This is a termination of parental rights case involving three minor children. In April 2012, temporary custody of the children was granted to the Tennessee Department of Children’s Services (“DCS”), and the children were placed in foster care. DCS subsequently filed a petition to terminate the parental rights of the mother and father on September 24, 2013. The petition alleged, as statutory grounds for termination, abandonment by failure to provide a suitable home, substantial noncompliance with the permanency plans, persistent conditions, and severe child abuse. Following a bench trial, the trial court granted the petition as to the mother upon finding that DCS had proven by clear and convincing evidence the grounds of (1) abandonment by failure to provide a suitable home and (2) persistence of the conditions leading to removal. The court also found clear and convincing evidence that termination of the mother’s parental rights was in the children’s best interest. The mother has appealed.1 Discerning no error, we affirm.

Hawkins County Court of Appeals 11/25/14
In Re: Valena E.
W2014-00719-COA-R3-JV

The Notice of Appeal was not timely filed, and we therefore have no jurisdiction to consider this appeal. Consequently, this appeal is dismissed.
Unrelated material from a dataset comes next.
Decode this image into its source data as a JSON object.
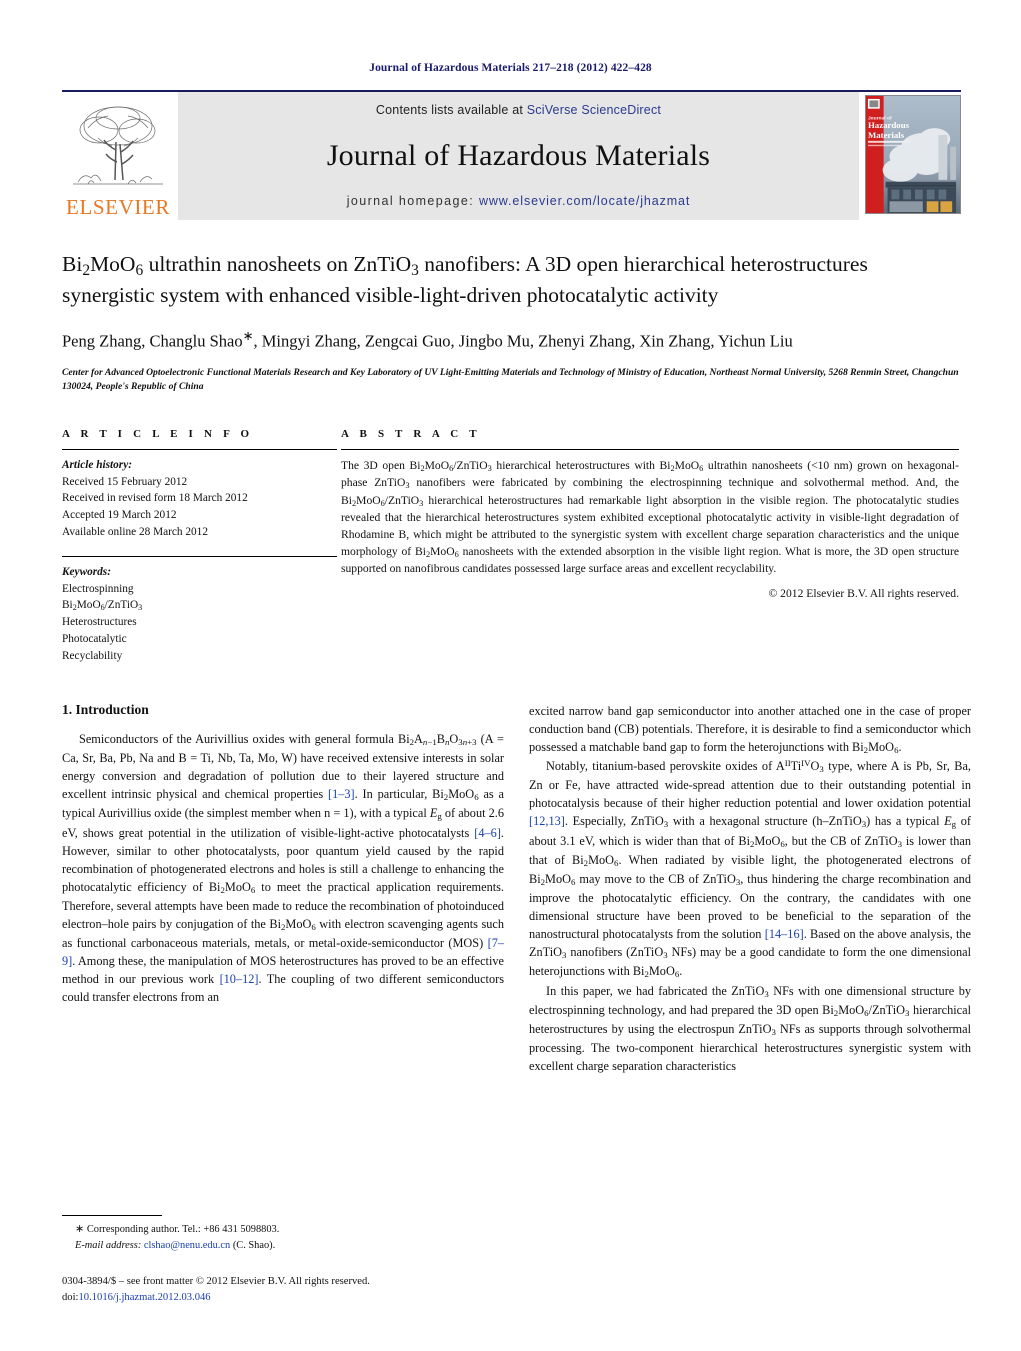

McNairy County Court of Appeals 11/25/14
Ann C. Akard v. Wayne F. Akard
E2013-00818-COA-R3-CV

This is a divorce case. After the trial court entered the final decree of divorce and awarded Wife/Appellee attorney’s fees associated with a motion to compel, Husband/Appellant filed this appeal. Although Husband did not formally file a motion to recuse either trial judge involved in this case, his appeal centers on alleged judicial and opposing counsel misconduct. Husband also seeks a new trial. We affirm.

Sullivan County Court of Appeals 11/25/14
State of Tennessee v. Justin William Voto
E2013-02652-CCA-R3-CD

In 2008, the Defendant, Justin William Voto, pleaded guilty to kidnapping and was granted judicial diversion for a period of ten years. In 2013, the Defendant’s supervising officer filed a warrant to revoke his judicial diversion based upon new charges. At subsequent hearings, the trial court revoked the Defendant’s judicial diversion, entered a judgment of conviction, and sentenced him to ten years of supervised probation. The Defendant filed a notice of appeal. While the appeal was pending, the Defendant’s probation officer filed a warrant to revoke his probation based upon the Defendant’s failure to follow probation requirements, and the trial court revoked the Defendant’s probation sentence and ordered him to serve his sentence in confinement. In this consolidated appeal, the Defendant asserts that the trial court erred when it revoked his judicial diversion and his probation sentence. The Defendant also asserts that the trial court’s imposition of a ten-year sentence was improper because  the proper range in this case is three to six years. After a thorough review of the record and applicable law, we affirm the trial court’s judgment revoking the Defendant’s judicial diversion, vacate the ten-year sentence imposed, and remand for a sentencing hearing.

Knox County Court of Criminal Appeals 11/24/14